Two more final points – I am still in the laboratory stage with regard to finding out the best way to learn hard sections. At the moment I know it’s definitely to do with fingering, but I am thinking that thumb positions will come into it a lot as well. I noticed that Flying Birds sounded a lot better with the thumb more relaxed. This seems to be because the fingers are able to put more pressure on the strings, whereas some unnecessary effort is put into bending the thumb – effort that could be put into better use elsewhere in the left hand.

Finally with regard to the Al Atrash piece – I asked Ehsan if he thought it were possible for me to play and all he said was “yes”. So I will concentrate on that when I have some time. Fortunately I can across some videos on Oud For Guitarists that guide the player through the piece – a great stroke of luck:

Farid Al Atrash Taqsim Al Rabeea Part 4 – Finale!

For the remainder of this week I will concentrate on the Alpman, natural thumb positions and getting the ajam and nahawand smoother in from sol to sol.

PS: Interesting point from Navid from the above link:

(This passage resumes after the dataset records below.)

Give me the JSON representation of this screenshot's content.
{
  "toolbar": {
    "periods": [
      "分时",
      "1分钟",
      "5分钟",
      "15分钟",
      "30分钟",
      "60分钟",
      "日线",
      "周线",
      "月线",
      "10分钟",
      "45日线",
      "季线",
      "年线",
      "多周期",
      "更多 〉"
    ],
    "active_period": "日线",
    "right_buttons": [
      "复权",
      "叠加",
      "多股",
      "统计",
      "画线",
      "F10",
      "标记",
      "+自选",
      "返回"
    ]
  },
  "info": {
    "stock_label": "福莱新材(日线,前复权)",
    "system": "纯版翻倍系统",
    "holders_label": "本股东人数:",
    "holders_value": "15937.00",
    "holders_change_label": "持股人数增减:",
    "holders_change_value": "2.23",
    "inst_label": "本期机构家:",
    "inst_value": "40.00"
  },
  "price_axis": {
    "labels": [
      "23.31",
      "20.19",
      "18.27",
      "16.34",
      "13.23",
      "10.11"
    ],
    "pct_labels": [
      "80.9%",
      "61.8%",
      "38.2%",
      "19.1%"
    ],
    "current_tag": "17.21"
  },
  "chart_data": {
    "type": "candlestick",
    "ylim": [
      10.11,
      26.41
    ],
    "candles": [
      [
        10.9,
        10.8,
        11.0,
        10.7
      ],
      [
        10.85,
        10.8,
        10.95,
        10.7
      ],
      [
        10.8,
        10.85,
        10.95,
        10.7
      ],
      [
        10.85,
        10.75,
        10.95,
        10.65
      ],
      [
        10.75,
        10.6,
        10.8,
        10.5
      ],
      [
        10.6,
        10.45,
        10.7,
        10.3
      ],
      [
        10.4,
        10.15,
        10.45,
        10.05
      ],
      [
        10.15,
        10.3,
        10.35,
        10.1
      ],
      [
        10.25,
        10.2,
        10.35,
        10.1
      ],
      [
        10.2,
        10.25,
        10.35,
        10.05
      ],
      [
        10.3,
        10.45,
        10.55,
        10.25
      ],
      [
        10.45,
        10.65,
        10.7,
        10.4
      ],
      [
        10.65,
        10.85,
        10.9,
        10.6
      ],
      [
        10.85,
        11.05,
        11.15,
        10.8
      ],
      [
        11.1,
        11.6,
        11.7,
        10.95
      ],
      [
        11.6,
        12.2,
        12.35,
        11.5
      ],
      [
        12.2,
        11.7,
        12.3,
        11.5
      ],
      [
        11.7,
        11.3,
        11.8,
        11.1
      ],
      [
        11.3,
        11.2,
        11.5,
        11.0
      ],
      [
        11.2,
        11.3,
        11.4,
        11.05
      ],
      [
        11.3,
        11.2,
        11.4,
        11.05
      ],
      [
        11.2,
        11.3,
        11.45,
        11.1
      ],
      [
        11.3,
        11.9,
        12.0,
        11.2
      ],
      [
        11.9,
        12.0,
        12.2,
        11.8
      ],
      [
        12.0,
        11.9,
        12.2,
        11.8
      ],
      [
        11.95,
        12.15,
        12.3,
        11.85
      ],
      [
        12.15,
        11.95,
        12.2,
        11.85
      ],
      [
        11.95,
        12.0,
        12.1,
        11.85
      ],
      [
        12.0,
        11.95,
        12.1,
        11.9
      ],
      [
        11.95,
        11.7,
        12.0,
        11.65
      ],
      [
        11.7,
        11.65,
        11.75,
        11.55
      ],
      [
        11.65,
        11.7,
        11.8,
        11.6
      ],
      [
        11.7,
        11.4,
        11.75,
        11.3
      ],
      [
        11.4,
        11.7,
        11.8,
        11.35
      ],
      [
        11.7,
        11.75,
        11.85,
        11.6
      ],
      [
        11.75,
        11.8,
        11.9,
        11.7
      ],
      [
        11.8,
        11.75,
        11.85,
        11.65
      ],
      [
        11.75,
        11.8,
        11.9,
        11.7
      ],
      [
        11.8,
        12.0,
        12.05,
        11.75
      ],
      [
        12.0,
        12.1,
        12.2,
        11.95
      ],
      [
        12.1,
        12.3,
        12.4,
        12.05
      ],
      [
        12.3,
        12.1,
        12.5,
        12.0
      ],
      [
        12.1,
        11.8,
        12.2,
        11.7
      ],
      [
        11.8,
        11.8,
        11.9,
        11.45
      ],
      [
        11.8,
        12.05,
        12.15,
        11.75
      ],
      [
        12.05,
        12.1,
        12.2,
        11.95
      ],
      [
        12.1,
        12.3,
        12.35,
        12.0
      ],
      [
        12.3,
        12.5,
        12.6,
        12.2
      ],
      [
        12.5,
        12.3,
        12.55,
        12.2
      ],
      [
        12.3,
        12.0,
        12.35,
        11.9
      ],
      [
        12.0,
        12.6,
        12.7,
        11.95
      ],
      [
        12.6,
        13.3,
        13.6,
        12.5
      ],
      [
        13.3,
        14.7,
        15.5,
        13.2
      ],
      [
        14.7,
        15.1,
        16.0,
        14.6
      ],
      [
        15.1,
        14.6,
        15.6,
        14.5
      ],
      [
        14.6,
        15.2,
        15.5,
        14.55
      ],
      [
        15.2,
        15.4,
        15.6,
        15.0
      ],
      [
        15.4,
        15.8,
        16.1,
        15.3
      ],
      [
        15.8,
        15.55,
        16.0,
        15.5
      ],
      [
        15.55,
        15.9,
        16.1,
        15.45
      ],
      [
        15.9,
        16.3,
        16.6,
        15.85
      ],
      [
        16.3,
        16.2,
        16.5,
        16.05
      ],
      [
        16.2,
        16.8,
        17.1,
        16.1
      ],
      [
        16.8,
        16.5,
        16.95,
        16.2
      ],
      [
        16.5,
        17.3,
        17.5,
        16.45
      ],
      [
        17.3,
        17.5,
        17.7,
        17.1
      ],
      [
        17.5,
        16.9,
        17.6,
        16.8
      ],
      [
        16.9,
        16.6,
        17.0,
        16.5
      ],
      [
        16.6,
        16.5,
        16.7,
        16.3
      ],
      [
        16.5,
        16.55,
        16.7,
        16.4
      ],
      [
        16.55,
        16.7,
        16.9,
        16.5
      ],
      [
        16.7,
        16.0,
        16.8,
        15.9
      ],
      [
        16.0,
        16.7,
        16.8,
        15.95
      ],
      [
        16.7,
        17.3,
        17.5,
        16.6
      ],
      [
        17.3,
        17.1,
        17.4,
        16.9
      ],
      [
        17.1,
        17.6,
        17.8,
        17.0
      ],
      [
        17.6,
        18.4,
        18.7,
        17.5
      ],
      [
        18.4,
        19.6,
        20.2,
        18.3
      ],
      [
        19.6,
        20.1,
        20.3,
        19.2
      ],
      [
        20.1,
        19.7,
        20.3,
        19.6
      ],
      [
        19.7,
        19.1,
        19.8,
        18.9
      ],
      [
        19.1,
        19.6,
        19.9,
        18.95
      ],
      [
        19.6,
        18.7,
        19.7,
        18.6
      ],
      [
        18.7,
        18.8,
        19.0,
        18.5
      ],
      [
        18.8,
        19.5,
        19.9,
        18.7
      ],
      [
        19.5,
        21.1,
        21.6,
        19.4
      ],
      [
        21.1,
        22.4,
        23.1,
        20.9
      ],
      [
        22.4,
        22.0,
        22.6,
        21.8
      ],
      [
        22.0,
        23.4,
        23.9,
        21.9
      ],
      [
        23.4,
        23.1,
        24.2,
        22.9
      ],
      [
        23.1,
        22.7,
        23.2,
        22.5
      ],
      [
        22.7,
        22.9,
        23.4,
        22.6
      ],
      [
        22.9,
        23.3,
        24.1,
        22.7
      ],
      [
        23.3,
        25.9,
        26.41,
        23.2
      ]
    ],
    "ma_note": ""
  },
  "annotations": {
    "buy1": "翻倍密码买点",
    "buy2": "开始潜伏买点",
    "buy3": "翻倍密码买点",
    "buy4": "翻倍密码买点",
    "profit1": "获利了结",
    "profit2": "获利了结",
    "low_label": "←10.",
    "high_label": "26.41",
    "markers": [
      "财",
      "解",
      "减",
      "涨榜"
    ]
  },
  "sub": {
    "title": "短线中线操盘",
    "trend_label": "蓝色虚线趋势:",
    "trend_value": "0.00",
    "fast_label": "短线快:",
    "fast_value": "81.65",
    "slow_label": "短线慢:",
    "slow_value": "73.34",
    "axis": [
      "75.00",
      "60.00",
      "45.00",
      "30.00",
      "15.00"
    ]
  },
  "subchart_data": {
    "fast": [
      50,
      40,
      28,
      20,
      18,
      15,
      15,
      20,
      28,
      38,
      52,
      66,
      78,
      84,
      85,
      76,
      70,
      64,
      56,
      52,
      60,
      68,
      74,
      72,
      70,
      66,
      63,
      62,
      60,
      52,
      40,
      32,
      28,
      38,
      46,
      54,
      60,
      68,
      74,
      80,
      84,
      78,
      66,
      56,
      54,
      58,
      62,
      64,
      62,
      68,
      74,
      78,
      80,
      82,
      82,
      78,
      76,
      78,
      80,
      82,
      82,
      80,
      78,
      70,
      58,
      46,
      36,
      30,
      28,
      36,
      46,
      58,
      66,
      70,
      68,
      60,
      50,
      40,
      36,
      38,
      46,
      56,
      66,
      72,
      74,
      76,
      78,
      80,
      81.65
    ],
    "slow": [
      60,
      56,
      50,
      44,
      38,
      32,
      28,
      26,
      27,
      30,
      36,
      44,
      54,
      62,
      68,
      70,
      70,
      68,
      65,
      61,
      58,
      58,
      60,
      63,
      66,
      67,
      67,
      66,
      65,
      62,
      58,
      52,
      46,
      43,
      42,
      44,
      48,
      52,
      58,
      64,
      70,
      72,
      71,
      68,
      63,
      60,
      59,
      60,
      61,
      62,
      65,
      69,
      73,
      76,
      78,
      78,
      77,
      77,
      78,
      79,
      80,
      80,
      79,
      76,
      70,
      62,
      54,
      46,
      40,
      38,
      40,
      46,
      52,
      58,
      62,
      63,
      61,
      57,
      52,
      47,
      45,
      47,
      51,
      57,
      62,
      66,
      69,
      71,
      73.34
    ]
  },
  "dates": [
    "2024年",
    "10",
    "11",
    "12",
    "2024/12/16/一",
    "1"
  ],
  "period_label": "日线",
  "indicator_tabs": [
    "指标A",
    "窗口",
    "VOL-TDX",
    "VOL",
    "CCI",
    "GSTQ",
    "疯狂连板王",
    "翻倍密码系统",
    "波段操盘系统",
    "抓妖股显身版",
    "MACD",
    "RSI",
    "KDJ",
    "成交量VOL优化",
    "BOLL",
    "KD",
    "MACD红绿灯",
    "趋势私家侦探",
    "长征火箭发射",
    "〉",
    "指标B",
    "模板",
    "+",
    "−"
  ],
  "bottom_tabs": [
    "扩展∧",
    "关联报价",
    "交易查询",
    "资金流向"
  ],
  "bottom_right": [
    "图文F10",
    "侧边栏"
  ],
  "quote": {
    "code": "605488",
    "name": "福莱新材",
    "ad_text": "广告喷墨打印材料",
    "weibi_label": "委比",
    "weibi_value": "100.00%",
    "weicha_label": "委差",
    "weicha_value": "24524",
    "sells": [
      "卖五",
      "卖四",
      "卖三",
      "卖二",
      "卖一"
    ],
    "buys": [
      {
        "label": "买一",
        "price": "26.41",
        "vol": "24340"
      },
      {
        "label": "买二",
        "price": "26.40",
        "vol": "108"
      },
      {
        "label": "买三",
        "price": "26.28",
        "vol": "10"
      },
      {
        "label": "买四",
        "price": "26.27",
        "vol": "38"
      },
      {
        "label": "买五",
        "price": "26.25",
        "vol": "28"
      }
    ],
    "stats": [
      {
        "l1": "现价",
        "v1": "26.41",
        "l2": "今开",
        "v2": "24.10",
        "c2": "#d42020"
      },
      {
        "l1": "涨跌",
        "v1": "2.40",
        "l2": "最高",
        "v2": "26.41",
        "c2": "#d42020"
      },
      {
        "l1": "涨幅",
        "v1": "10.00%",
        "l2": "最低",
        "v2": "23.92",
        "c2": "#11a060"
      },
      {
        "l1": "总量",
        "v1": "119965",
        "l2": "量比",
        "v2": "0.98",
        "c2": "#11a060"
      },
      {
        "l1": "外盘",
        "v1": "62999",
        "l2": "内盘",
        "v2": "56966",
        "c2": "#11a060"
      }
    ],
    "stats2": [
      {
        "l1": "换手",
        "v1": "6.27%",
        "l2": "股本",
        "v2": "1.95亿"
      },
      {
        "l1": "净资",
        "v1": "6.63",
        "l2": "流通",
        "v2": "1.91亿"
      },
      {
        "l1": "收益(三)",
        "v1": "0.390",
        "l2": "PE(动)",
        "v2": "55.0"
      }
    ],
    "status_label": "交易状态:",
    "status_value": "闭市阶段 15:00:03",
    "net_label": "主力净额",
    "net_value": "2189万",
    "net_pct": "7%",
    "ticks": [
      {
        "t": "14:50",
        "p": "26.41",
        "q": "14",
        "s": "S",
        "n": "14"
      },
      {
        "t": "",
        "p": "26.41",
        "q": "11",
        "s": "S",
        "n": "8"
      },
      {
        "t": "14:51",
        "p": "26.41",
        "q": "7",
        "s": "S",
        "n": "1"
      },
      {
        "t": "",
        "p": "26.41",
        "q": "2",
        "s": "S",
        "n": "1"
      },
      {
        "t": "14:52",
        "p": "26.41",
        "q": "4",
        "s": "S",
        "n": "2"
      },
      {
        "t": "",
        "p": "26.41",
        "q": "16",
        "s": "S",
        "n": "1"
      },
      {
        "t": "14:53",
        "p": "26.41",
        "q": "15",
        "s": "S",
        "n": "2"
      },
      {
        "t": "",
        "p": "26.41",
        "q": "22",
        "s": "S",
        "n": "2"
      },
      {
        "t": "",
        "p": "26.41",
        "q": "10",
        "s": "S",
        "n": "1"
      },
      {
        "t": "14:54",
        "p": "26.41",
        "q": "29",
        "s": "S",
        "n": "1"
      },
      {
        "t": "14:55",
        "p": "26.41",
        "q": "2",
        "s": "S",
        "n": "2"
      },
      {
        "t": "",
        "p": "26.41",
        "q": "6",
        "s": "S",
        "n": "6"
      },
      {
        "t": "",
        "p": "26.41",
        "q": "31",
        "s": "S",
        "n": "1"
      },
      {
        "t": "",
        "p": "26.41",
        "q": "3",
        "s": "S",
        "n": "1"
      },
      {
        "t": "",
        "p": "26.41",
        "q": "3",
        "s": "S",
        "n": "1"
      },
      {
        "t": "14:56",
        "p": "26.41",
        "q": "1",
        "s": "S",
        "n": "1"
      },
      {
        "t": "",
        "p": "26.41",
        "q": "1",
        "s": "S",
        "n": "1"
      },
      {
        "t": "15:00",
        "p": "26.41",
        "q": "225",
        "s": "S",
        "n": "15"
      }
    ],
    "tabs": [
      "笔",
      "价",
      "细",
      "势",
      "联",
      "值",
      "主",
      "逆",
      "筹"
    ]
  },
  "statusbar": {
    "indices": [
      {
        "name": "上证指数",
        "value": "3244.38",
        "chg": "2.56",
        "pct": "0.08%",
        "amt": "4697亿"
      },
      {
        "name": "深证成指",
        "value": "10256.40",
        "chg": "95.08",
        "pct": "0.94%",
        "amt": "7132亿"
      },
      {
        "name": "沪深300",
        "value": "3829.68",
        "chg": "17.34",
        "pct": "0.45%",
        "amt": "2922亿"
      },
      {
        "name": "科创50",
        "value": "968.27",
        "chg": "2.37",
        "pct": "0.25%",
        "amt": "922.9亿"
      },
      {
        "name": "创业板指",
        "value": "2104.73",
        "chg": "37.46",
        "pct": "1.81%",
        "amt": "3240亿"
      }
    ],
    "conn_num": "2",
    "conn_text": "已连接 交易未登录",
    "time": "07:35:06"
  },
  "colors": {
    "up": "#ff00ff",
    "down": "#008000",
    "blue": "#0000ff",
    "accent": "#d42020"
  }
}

I was listening to this Album by the Classical Arabic Orchestra of Aleppo, Ottoman Arabic Classical Music. The first track is Samai Bayati starting with a Oud taqsim. At about 0:53 seconds, the Oud player plays the exact same riff that Farid Al Atrash played from his taqsim Al Rabeea… it’s not exactly the same, but it’s quite obvious where the inspiration for this comes from.

In Middle Eastern culture, it’s common to make reference to famous poetry, famous musical melodies, or other people’s work without mentioning the source, and without fear of plagiarism or copyright.  

Now I can’t comment on Arab culture, but this is what I’ve seen in Persian culture. I’ve been present at Persian concerts where the musicians spend a whole segment of their performance improvising on an old traditional melody or spontaneously do a cover from another musician’s repertoire.

The whole reason for doing this is not necessarily to steal some else’s work and profit off it. Rather, it is to pay homage to that artist’s work. It is also a proof of erudition and learning. It is also a way of gaining the listener’s interest.

Whoever the Oud player was from that clip, he was giving Farid Al Atrash some credit. But perhaps only a select few would really know where that riff was from and appreciate it.

I notice I do this a bit when playing parts of the Ahmed Al Khatib video [and mixing it in with the Kurd maqam from Bashir]: